As self-intoxication intensifies, boundaries blur. The actor confuses theater and life. Emergency physiology takes over. More victims died in the last six months of WW2, when the outcome was obvious, than in all the war years before. Survival rage takes no prisoners.
Told about two young followers in Boston who mauled a homeless Hispanic guy and praised Trump to the police, the candidate first said, “That would be a shame.” But he couldn’t resist adding, “I will say, the people that are following me are very passionate. They love this country. They want this country to be great again. But they are very passionate. I will say that.” Of course he was talking about himself too.
This dreamlike response echoes Adolf’s belief that passionate “will” can conquer the world. The idea is that the leader’s superhuman will can rouse enchanted followers to superhuman ambitions. In the ultimate blurring of boundaries, leader and followers imagine that they’re fusing. As in transference—hero worship—the merger of the enchanter and the enchanted creates not problem-solving wits but passionate belief. In reality all is not well, but in the mirror you see a champion.
Superman wears many costumes: politician, priest, lover, parent, celebrity, business executive, and more. In these days of insanely overpaid executives, for example, the formula shows up when the corporate CEO axes “other” employees in lean and mean downsizing, freeing up profits and awesome power for the impressed followers.
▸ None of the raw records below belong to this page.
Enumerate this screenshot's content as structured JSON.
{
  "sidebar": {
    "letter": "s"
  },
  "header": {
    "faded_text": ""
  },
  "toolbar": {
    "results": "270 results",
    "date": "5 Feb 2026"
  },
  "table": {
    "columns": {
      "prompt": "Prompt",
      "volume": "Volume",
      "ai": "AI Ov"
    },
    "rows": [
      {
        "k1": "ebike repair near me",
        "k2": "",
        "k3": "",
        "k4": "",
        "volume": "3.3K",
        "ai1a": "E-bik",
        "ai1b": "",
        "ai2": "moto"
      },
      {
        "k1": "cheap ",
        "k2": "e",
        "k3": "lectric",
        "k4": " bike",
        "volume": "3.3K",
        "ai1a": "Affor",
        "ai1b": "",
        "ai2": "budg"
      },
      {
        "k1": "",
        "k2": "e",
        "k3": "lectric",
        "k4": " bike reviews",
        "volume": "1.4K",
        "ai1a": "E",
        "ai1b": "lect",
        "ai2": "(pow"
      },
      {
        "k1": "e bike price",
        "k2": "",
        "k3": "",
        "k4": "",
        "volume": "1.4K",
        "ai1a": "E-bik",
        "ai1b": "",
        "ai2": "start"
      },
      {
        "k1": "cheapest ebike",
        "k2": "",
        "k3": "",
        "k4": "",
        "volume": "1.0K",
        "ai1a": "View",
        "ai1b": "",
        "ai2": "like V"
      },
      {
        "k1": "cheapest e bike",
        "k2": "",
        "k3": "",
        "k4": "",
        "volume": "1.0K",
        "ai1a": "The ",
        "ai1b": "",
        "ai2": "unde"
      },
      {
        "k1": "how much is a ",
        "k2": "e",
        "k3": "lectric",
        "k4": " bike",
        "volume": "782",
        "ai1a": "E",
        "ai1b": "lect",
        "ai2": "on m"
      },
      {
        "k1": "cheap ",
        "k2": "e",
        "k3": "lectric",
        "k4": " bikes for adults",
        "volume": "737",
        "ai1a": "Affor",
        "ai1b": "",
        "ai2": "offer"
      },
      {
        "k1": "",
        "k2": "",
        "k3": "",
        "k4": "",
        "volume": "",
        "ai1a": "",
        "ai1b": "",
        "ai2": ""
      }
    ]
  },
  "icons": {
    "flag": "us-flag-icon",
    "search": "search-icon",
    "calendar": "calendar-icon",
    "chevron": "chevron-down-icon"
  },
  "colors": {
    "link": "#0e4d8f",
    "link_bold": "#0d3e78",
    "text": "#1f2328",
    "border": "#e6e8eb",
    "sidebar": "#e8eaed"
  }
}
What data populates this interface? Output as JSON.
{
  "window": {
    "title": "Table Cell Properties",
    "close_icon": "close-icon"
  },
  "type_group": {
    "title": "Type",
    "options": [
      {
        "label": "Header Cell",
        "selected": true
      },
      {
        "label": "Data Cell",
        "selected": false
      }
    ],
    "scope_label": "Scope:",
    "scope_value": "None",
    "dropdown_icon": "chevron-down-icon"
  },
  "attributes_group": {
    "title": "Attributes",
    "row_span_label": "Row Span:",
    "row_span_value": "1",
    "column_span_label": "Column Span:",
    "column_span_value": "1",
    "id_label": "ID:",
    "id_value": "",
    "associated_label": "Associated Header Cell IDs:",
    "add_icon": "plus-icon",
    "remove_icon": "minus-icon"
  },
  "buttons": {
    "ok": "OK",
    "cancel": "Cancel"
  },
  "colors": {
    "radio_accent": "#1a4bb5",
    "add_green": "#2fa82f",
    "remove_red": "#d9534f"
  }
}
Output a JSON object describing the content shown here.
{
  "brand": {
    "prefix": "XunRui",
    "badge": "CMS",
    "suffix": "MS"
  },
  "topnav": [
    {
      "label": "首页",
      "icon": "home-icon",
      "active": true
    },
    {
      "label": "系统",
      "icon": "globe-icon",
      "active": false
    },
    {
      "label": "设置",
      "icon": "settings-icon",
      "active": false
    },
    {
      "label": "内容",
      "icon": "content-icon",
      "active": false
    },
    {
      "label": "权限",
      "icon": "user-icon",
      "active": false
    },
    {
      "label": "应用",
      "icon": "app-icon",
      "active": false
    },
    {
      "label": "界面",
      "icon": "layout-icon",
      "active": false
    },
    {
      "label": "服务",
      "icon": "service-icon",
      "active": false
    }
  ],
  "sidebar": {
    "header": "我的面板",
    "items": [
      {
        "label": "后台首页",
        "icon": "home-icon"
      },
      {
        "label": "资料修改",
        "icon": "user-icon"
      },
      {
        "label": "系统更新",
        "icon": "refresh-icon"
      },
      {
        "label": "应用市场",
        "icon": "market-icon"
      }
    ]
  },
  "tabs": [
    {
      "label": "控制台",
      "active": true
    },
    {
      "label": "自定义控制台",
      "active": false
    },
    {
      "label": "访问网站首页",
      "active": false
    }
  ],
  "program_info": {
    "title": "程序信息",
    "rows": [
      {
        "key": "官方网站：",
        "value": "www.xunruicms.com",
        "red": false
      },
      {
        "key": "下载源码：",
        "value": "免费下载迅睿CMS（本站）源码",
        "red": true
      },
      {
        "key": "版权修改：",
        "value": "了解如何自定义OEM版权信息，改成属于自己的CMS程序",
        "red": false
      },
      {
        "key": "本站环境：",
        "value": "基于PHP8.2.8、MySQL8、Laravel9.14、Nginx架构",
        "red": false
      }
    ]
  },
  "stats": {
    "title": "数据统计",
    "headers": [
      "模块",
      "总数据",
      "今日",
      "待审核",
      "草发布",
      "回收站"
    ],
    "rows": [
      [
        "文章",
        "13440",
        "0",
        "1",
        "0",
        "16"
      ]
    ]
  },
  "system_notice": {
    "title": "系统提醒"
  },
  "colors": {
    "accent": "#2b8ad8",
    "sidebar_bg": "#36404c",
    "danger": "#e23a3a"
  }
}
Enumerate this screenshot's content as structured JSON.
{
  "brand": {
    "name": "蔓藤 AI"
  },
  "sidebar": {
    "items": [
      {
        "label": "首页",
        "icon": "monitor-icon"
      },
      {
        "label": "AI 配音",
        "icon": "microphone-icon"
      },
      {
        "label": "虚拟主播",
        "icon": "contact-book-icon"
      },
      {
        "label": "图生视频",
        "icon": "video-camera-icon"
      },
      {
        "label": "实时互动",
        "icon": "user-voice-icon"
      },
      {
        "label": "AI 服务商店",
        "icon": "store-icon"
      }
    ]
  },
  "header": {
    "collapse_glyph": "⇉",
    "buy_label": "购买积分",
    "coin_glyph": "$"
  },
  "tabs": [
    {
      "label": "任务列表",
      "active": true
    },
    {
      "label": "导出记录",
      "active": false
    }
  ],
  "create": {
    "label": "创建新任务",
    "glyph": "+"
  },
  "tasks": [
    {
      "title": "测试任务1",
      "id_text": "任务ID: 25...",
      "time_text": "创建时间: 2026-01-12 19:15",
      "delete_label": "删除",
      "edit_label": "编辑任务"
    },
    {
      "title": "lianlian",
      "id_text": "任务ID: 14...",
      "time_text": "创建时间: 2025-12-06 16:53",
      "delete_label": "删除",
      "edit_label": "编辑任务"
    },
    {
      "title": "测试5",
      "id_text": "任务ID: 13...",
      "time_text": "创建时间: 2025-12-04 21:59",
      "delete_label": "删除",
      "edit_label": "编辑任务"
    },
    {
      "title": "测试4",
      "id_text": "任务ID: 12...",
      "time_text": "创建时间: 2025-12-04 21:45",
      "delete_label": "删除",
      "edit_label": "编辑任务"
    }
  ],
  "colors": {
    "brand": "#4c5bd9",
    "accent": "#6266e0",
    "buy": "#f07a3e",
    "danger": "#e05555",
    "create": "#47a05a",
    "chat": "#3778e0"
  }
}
“Trump” and “Hitler” didn’t invent the Superman formula. They’re copycats inspiring more copycats. And like rampage killers, Superman copycats try to outdo one another to get noticed. They’re natural extremists—think “mass deportations.” As leaders and followers pump up the Superman dream, the dream is taking control of them, they breathe hot conviction, and salute.
Better not to stick around for the ending.
Some interesting youtube documentaries about eugenics and “eugenics”:
As a cultural style, berserk abandon is terrifying yet also alluring. It promises access to extraordinary resources by overthrowing inhibitions. Berserk style has shaped many areas of contemporary American culture, from warfare to politics and intimate life. Focusing on post-Vietnam America and using perspectives from psychology, anthropology, and physiology, Farrell demonstrates the need to unpack the confusions in language and cultural fantasy that drive the nation’s fascination with berserk style.
<<This book amazes me with its audacity, its clarity, and its scope. We usually think of ‘berserk’ behaviors—from apocalyptic rampage killings to ecstatic revels like Burning Man—as extremes of experience, outside ordinary lives. in fascinating detail, Farrell shows how contemporary culture has reframed many varieties of abandon into self-conscious strategies of sense-making and control.
Abandon has become a common lens for organizing modern experience and an often troubling resource for mobilizing and rationalizing cultural and political action.This landmark analysis both enlightens and empowers us.>>
—Les Gasser, Professor of Information and Computer Science, U. of Illinois, Urbana-Champaigne.